- **Requirement**
From the records below, copy the lines that include "Dish".

- **Dataset**

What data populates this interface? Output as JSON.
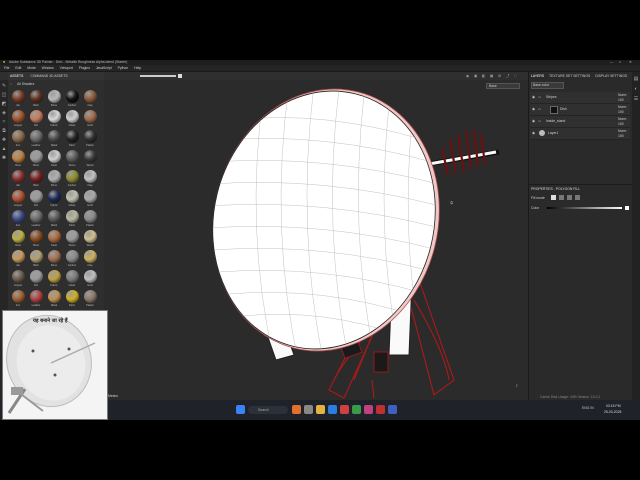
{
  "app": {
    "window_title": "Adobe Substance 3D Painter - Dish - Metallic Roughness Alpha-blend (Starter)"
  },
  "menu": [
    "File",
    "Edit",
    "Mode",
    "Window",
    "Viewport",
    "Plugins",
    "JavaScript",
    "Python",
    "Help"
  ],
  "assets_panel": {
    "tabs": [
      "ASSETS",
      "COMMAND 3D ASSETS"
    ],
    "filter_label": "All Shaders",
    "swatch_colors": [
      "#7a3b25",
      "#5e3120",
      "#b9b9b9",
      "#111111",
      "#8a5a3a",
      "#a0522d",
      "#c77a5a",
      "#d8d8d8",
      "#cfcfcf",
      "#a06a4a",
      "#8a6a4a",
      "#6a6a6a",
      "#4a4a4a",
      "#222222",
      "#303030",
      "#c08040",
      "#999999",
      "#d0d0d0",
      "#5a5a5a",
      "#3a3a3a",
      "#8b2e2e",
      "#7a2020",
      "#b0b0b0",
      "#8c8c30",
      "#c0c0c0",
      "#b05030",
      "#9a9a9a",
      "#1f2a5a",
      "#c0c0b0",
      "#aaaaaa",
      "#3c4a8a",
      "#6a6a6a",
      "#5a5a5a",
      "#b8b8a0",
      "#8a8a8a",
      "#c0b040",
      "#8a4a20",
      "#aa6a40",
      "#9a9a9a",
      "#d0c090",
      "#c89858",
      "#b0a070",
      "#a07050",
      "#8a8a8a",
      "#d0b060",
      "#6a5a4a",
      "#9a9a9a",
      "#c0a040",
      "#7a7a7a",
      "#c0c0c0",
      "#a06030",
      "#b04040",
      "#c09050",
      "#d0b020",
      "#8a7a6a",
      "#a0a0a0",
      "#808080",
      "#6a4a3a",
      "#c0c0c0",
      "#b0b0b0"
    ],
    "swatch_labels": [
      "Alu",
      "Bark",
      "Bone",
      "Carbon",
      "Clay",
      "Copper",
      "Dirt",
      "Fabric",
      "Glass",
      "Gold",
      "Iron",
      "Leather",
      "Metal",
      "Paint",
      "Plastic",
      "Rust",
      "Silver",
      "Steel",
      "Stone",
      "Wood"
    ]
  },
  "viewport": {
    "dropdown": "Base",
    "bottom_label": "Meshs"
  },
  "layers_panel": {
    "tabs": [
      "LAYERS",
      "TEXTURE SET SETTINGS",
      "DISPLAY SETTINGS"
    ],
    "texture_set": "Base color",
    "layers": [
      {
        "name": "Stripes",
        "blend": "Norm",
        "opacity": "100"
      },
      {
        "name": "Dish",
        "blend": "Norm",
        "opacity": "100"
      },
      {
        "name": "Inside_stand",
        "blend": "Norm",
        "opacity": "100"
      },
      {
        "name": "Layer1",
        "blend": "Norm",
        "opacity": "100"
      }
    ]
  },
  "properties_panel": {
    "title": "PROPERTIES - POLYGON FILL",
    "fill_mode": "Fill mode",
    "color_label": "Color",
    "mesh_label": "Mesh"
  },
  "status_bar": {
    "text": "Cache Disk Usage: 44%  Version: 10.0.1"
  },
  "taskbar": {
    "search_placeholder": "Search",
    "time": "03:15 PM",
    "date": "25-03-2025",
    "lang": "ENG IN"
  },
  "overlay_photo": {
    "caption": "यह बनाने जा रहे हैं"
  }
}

- **Completed exercise**
    "window_title": "Adobe Substance 3D Painter - Dish - Metallic Roughness Alpha-blend (Starter)"
        "name": "Dish",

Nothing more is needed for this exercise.